**Task prompt:**
The whole listing is to be repeated exactly. Add nothing.

**Record extracts:**
Content starts

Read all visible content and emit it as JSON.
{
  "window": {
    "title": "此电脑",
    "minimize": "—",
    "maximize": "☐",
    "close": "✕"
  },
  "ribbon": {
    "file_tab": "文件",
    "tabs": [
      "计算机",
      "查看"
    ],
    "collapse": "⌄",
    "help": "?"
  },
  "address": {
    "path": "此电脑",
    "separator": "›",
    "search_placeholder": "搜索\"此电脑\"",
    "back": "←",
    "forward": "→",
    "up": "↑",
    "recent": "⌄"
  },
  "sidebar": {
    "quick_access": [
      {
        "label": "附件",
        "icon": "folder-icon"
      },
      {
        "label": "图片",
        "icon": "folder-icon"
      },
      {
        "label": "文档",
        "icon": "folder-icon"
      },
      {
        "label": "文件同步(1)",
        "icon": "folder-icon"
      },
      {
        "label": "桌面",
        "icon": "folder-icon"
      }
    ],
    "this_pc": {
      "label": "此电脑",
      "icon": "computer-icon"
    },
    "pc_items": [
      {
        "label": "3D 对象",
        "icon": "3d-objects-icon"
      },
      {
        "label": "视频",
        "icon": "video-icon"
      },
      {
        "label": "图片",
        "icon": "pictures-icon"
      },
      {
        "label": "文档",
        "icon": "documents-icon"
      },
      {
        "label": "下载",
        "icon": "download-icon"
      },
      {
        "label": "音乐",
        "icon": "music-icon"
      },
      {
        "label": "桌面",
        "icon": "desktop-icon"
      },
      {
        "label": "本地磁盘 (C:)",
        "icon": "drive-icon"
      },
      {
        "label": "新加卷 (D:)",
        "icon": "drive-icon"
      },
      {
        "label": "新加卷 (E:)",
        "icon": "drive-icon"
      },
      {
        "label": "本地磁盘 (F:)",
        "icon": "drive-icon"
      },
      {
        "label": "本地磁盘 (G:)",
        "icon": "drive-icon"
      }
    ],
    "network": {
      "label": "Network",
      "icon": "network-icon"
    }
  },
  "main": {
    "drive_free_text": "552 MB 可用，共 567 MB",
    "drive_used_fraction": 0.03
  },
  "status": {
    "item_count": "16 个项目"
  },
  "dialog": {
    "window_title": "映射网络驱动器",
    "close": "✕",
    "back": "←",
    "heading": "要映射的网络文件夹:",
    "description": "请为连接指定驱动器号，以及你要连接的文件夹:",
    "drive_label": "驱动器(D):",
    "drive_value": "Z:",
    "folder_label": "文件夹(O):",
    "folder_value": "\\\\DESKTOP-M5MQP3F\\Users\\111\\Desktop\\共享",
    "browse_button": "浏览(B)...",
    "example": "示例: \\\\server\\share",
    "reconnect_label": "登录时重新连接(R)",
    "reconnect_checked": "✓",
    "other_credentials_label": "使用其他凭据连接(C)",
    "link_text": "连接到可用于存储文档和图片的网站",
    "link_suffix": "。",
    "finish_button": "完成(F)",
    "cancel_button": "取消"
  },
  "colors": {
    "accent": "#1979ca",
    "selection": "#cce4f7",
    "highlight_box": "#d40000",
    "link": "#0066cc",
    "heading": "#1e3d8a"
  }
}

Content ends

**Task solution:**
Read all visible content and emit it as JSON.
{
  "window": {
    "title": "此电脑",
    "minimize": "—",
    "maximize": "☐",
    "close": "✕"
  },
  "ribbon": {
    "file_tab": "文件",
    "tabs": [
      "计算机",
      "查看"
    ],
    "collapse": "⌄",
    "help": "?"
  },
  "address": {
    "path": "此电脑",
    "separator": "›",
    "search_placeholder": "搜索\"此电脑\"",
    "back": "←",
    "forward": "→",
    "up": "↑",
    "recent": "⌄"
  },
  "sidebar": {
    "quick_access": [
      {
        "label": "附件",
        "icon": "folder-icon"
      },
      {
        "label": "图片",
        "icon": "folder-icon"
      },
      {
        "label": "文档",
        "icon": "folder-icon"
      },
      {
        "label": "文件同步(1)",
        "icon": "folder-icon"
      },
      {
        "label": "桌面",
        "icon": "folder-icon"
      }
    ],
    "this_pc": {
      "label": "此电脑",
      "icon": "computer-icon"
    },
    "pc_items": [
      {
        "label": "3D 对象",
        "icon": "3d-objects-icon"
      },
      {
        "label": "视频",
        "icon": "video-icon"
      },
      {
        "label": "图片",
        "icon": "pictures-icon"
      },
      {
        "label": "文档",
        "icon": "documents-icon"
      },
      {
        "label": "下载",
        "icon": "download-icon"
      },
      {
        "label": "音乐",
        "icon": "music-icon"
      },
      {
        "label": "桌面",
        "icon": "desktop-icon"
      },
      {
        "label": "本地磁盘 (C:)",
        "icon": "drive-icon"
      },
      {
        "label": "新加卷 (D:)",
        "icon": "drive-icon"
      },
      {
        "label": "新加卷 (E:)",
        "icon": "drive-icon"
      },
      {
        "label": "本地磁盘 (F:)",
        "icon": "drive-icon"
      },
      {
        "label": "本地磁盘 (G:)",
        "icon": "drive-icon"
      }
    ],
    "network": {
      "label": "Network",
      "icon": "network-icon"
    }
  },
  "main": {
    "drive_free_text": "552 MB 可用，共 567 MB",
    "drive_used_fraction": 0.03
  },
  "status": {
    "item_count": "16 个项目"
  },
  "dialog": {
    "window_title": "映射网络驱动器",
    "close": "✕",
    "back": "←",
    "heading": "要映射的网络文件夹:",
    "description": "请为连接指定驱动器号，以及你要连接的文件夹:",
    "drive_label": "驱动器(D):",
    "drive_value": "Z:",
    "folder_label": "文件夹(O):",
    "folder_value": "\\\\DESKTOP-M5MQP3F\\Users\\111\\Desktop\\共享",
    "browse_button": "浏览(B)...",
    "example": "示例: \\\\server\\share",
    "reconnect_label": "登录时重新连接(R)",
    "reconnect_checked": "✓",
    "other_credentials_label": "使用其他凭据连接(C)",
    "link_text": "连接到可用于存储文档和图片的网站",
    "link_suffix": "。",
    "finish_button": "完成(F)",
    "cancel_button": "取消"
  },
  "colors": {
    "accent": "#1979ca",
    "selection": "#cce4f7",
    "highlight_box": "#d40000",
    "link": "#0066cc",
    "heading": "#1e3d8a"
  }
}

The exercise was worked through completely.